* [Problem]: Lines holding the word "senal" in the following material must be counted; give only the resulting number.

___ Listed records ___

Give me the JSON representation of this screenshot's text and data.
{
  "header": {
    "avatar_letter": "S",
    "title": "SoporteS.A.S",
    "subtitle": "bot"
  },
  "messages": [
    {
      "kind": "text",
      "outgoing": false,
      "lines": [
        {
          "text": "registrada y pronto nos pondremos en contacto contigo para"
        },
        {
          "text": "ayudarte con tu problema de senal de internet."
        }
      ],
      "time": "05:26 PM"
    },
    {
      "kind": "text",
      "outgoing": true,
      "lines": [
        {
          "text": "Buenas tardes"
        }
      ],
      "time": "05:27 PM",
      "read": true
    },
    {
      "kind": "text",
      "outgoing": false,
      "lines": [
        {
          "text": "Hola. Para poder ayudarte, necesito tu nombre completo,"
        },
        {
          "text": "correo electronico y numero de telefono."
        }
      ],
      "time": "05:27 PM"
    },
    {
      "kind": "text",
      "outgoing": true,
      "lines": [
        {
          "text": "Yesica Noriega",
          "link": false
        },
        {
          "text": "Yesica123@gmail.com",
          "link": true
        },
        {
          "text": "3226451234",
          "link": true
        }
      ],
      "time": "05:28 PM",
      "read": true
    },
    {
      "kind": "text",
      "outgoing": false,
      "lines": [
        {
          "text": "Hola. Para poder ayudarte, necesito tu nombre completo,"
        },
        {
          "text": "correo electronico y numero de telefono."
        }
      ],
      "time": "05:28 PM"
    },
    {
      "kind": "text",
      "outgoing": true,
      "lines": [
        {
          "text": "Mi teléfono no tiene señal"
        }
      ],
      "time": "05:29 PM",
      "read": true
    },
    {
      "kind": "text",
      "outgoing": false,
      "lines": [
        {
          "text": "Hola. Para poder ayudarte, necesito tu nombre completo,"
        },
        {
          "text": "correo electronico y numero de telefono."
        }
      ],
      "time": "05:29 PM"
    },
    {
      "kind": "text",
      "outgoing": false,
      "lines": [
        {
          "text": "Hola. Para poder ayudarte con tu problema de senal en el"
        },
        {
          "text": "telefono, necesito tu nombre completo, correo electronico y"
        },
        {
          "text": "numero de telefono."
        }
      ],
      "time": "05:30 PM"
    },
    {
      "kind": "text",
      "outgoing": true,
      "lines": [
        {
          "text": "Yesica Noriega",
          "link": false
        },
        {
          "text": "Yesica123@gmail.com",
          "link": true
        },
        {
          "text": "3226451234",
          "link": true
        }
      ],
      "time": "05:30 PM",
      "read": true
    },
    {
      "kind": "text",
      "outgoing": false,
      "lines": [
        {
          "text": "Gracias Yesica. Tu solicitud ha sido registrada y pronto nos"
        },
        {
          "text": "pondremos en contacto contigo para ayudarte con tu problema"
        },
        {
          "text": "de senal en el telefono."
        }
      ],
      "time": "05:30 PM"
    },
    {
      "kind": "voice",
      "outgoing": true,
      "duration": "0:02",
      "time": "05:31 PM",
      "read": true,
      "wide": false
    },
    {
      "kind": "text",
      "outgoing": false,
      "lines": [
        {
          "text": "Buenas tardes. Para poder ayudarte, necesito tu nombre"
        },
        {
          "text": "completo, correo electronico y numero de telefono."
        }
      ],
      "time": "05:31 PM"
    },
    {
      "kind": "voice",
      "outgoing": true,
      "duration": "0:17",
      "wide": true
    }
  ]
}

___

* [Your response]: 3